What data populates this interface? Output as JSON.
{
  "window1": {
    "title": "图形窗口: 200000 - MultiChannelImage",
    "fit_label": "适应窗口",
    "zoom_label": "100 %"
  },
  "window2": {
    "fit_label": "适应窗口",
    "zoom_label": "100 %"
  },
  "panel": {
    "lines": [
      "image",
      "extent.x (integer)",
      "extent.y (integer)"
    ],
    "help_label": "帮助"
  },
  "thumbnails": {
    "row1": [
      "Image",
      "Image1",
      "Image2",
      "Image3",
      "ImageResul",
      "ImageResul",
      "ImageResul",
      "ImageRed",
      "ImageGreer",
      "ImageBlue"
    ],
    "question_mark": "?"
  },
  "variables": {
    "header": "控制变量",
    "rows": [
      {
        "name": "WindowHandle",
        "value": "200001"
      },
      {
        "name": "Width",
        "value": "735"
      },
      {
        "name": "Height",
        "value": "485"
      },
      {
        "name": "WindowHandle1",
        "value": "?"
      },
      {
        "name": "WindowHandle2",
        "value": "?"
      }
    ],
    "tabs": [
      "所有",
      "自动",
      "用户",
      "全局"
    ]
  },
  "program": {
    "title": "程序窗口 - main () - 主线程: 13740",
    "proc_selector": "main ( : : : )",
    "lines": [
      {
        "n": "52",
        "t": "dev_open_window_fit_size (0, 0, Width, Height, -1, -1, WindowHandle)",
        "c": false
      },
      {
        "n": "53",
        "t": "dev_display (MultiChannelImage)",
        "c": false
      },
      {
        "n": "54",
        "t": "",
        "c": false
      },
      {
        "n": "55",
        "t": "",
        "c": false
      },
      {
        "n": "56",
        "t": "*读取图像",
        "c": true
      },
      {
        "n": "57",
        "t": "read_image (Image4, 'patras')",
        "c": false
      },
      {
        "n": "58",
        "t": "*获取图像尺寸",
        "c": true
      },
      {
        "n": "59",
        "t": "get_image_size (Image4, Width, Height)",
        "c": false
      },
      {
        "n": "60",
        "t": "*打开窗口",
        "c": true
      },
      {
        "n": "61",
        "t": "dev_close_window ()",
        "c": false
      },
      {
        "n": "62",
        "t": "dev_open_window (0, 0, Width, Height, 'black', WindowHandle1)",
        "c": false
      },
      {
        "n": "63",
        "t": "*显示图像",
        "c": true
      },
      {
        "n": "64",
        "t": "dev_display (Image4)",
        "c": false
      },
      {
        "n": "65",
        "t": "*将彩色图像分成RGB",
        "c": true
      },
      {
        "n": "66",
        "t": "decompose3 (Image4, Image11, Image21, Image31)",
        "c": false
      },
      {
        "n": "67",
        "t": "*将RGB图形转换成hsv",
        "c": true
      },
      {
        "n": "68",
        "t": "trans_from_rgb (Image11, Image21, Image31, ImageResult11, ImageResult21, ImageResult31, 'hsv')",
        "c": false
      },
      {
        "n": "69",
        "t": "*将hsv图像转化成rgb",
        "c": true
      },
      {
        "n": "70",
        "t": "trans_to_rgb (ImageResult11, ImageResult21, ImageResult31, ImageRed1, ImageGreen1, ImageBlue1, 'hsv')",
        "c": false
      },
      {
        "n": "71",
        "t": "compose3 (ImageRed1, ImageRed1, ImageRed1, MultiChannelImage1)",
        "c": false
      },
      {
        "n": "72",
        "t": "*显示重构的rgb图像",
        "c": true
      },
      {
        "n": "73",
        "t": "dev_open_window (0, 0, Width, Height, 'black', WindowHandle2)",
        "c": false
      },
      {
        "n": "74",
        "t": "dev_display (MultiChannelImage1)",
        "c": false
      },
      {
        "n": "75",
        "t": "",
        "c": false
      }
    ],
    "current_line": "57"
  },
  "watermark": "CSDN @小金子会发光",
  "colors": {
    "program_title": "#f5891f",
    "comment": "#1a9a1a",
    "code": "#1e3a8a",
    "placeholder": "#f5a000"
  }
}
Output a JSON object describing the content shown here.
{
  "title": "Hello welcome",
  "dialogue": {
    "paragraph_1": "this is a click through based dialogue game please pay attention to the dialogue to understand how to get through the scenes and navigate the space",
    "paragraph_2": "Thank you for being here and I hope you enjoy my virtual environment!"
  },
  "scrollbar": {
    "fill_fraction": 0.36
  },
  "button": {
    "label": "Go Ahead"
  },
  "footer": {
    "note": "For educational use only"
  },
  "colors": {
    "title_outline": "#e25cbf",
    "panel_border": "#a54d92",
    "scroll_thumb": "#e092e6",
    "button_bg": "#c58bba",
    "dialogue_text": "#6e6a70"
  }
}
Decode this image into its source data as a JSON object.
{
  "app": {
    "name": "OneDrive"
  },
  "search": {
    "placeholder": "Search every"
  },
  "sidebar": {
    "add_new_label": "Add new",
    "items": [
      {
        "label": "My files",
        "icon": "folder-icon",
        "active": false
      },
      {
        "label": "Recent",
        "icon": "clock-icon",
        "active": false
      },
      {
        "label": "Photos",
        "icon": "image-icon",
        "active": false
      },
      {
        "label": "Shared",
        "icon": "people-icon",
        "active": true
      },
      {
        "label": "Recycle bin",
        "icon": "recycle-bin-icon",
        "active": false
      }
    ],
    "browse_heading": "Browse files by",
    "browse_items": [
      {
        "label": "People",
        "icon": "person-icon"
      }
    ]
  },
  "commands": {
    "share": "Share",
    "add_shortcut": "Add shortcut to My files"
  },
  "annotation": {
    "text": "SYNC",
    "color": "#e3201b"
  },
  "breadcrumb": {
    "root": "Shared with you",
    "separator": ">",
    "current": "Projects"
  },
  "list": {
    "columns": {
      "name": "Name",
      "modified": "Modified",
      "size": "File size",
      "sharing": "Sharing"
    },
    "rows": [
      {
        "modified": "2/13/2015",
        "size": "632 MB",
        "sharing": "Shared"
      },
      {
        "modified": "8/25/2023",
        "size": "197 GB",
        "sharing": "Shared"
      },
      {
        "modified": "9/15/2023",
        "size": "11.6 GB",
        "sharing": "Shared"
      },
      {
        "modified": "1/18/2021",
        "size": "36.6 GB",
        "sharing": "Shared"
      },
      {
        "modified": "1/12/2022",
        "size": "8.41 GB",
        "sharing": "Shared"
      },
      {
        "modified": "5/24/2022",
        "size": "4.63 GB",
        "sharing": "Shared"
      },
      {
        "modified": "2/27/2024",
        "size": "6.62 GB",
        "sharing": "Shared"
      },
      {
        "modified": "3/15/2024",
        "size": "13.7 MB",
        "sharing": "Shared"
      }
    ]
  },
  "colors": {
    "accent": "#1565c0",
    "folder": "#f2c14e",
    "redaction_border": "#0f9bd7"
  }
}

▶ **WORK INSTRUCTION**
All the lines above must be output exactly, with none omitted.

▶ **TASK ANSWER**
What data populates this interface? Output as JSON.
{
  "window1": {
    "title": "图形窗口: 200000 - MultiChannelImage",
    "fit_label": "适应窗口",
    "zoom_label": "100 %"
  },
  "window2": {
    "fit_label": "适应窗口",
    "zoom_label": "100 %"
  },
  "panel": {
    "lines": [
      "image",
      "extent.x (integer)",
      "extent.y (integer)"
    ],
    "help_label": "帮助"
  },
  "thumbnails": {
    "row1": [
      "Image",
      "Image1",
      "Image2",
      "Image3",
      "ImageResul",
      "ImageResul",
      "ImageResul",
      "ImageRed",
      "ImageGreer",
      "ImageBlue"
    ],
    "question_mark": "?"
  },
  "variables": {
    "header": "控制变量",
    "rows": [
      {
        "name": "WindowHandle",
        "value": "200001"
      },
      {
        "name": "Width",
        "value": "735"
      },
      {
        "name": "Height",
        "value": "485"
      },
      {
        "name": "WindowHandle1",
        "value": "?"
      },
      {
        "name": "WindowHandle2",
        "value": "?"
      }
    ],
    "tabs": [
      "所有",
      "自动",
      "用户",
      "全局"
    ]
  },
  "program": {
    "title": "程序窗口 - main () - 主线程: 13740",
    "proc_selector": "main ( : : : )",
    "lines": [
      {
        "n": "52",
        "t": "dev_open_window_fit_size (0, 0, Width, Height, -1, -1, WindowHandle)",
        "c": false
      },
      {
        "n": "53",
        "t": "dev_display (MultiChannelImage)",
        "c": false
      },
      {
        "n": "54",
        "t": "",
        "c": false
      },
      {
        "n": "55",
        "t": "",
        "c": false
      },
      {
        "n": "56",
        "t": "*读取图像",
        "c": true
      },
      {
        "n": "57",
        "t": "read_image (Image4, 'patras')",
        "c": false
      },
      {
        "n": "58",
        "t": "*获取图像尺寸",
        "c": true
      },
      {
        "n": "59",
        "t": "get_image_size (Image4, Width, Height)",
        "c": false
      },
      {
        "n": "60",
        "t": "*打开窗口",
        "c": true
      },
      {
        "n": "61",
        "t": "dev_close_window ()",
        "c": false
      },
      {
        "n": "62",
        "t": "dev_open_window (0, 0, Width, Height, 'black', WindowHandle1)",
        "c": false
      },
      {
        "n": "63",
        "t": "*显示图像",
        "c": true
      },
      {
        "n": "64",
        "t": "dev_display (Image4)",
        "c": false
      },
      {
        "n": "65",
        "t": "*将彩色图像分成RGB",
        "c": true
      },
      {
        "n": "66",
        "t": "decompose3 (Image4, Image11, Image21, Image31)",
        "c": false
      },
      {
        "n": "67",
        "t": "*将RGB图形转换成hsv",
        "c": true
      },
      {
        "n": "68",
        "t": "trans_from_rgb (Image11, Image21, Image31, ImageResult11, ImageResult21, ImageResult31, 'hsv')",
        "c": false
      },
      {
        "n": "69",
        "t": "*将hsv图像转化成rgb",
        "c": true
      },
      {
        "n": "70",
        "t": "trans_to_rgb (ImageResult11, ImageResult21, ImageResult31, ImageRed1, ImageGreen1, ImageBlue1, 'hsv')",
        "c": false
      },
      {
        "n": "71",
        "t": "compose3 (ImageRed1, ImageRed1, ImageRed1, MultiChannelImage1)",
        "c": false
      },
      {
        "n": "72",
        "t": "*显示重构的rgb图像",
        "c": true
      },
      {
        "n": "73",
        "t": "dev_open_window (0, 0, Width, Height, 'black', WindowHandle2)",
        "c": false
      },
      {
        "n": "74",
        "t": "dev_display (MultiChannelImage1)",
        "c": false
      },
      {
        "n": "75",
        "t": "",
        "c": false
      }
    ],
    "current_line": "57"
  },
  "watermark": "CSDN @小金子会发光",
  "colors": {
    "program_title": "#f5891f",
    "comment": "#1a9a1a",
    "code": "#1e3a8a",
    "placeholder": "#f5a000"
  }
}
Output a JSON object describing the content shown here.
{
  "title": "Hello welcome",
  "dialogue": {
    "paragraph_1": "this is a click through based dialogue game please pay attention to the dialogue to understand how to get through the scenes and navigate the space",
    "paragraph_2": "Thank you for being here and I hope you enjoy my virtual environment!"
  },
  "scrollbar": {
    "fill_fraction": 0.36
  },
  "button": {
    "label": "Go Ahead"
  },
  "footer": {
    "note": "For educational use only"
  },
  "colors": {
    "title_outline": "#e25cbf",
    "panel_border": "#a54d92",
    "scroll_thumb": "#e092e6",
    "button_bg": "#c58bba",
    "dialogue_text": "#6e6a70"
  }
}
Decode this image into its source data as a JSON object.
{
  "app": {
    "name": "OneDrive"
  },
  "search": {
    "placeholder": "Search every"
  },
  "sidebar": {
    "add_new_label": "Add new",
    "items": [
      {
        "label": "My files",
        "icon": "folder-icon",
        "active": false
      },
      {
        "label": "Recent",
        "icon": "clock-icon",
        "active": false
      },
      {
        "label": "Photos",
        "icon": "image-icon",
        "active": false
      },
      {
        "label": "Shared",
        "icon": "people-icon",
        "active": true
      },
      {
        "label": "Recycle bin",
        "icon": "recycle-bin-icon",
        "active": false
      }
    ],
    "browse_heading": "Browse files by",
    "browse_items": [
      {
        "label": "People",
        "icon": "person-icon"
      }
    ]
  },
  "commands": {
    "share": "Share",
    "add_shortcut": "Add shortcut to My files"
  },
  "annotation": {
    "text": "SYNC",
    "color": "#e3201b"
  },
  "breadcrumb": {
    "root": "Shared with you",
    "separator": ">",
    "current": "Projects"
  },
  "list": {
    "columns": {
      "name": "Name",
      "modified": "Modified",
      "size": "File size",
      "sharing": "Sharing"
    },
    "rows": [
      {
        "modified": "2/13/2015",
        "size": "632 MB",
        "sharing": "Shared"
      },
      {
        "modified": "8/25/2023",
        "size": "197 GB",
        "sharing": "Shared"
      },
      {
        "modified": "9/15/2023",
        "size": "11.6 GB",
        "sharing": "Shared"
      },
      {
        "modified": "1/18/2021",
        "size": "36.6 GB",
        "sharing": "Shared"
      },
      {
        "modified": "1/12/2022",
        "size": "8.41 GB",
        "sharing": "Shared"
      },
      {
        "modified": "5/24/2022",
        "size": "4.63 GB",
        "sharing": "Shared"
      },
      {
        "modified": "2/27/2024",
        "size": "6.62 GB",
        "sharing": "Shared"
      },
      {
        "modified": "3/15/2024",
        "size": "13.7 MB",
        "sharing": "Shared"
      }
    ]
  },
  "colors": {
    "accent": "#1565c0",
    "folder": "#f2c14e",
    "redaction_border": "#0f9bd7"
  }
}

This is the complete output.